Look through the entries below and show every line containing the word "users".
=== Data supplied ===
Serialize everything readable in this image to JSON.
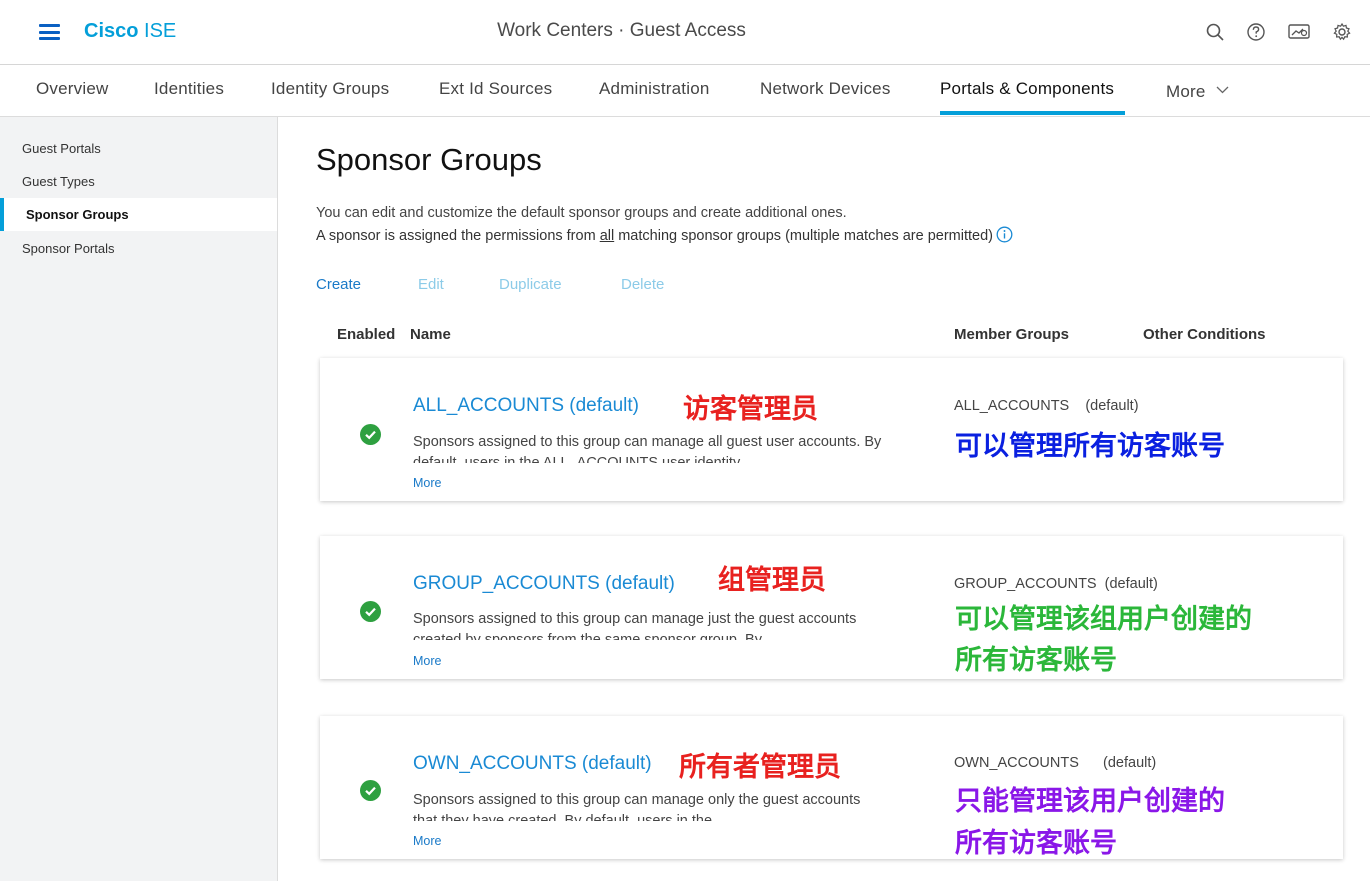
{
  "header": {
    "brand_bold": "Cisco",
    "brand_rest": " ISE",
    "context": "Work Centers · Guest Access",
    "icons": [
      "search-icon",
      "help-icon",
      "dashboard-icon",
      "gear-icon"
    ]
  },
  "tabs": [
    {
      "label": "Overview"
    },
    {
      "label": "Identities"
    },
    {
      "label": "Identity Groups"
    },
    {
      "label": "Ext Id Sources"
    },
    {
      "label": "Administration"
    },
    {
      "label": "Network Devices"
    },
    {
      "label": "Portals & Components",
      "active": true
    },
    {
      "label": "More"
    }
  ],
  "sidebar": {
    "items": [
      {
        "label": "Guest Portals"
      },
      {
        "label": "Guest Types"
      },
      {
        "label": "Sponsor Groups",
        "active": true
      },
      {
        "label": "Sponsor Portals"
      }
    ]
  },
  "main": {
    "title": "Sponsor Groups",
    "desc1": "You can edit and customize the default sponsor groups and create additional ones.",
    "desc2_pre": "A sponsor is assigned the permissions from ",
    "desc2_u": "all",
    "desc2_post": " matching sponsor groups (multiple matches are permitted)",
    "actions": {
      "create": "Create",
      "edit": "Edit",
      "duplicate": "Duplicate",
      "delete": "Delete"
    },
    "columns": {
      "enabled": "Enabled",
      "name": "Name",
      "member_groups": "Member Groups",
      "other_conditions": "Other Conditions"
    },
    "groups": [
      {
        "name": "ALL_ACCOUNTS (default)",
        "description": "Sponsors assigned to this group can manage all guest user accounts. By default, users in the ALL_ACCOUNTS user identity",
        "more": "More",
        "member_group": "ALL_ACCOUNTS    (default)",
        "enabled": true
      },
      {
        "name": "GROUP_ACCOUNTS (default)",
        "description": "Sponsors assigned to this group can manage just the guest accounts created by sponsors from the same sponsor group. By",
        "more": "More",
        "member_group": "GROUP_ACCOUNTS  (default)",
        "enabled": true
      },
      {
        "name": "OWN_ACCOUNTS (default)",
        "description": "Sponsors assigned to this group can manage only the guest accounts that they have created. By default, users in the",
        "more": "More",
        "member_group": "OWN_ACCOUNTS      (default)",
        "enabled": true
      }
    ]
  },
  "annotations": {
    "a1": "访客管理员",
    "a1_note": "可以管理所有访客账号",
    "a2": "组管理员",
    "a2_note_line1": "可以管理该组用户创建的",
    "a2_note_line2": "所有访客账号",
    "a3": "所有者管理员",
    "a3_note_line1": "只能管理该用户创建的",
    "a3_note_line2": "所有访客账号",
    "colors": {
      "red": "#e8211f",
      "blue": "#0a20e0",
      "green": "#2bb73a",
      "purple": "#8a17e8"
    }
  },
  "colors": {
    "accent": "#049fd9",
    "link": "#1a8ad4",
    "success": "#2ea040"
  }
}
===
> [Reply]:
        "description": "Sponsors assigned to this group can manage all guest user accounts. By default, users in the ALL_ACCOUNTS user identity",
        "description": "Sponsors assigned to this group can manage only the guest accounts that they have created. By default, users in the",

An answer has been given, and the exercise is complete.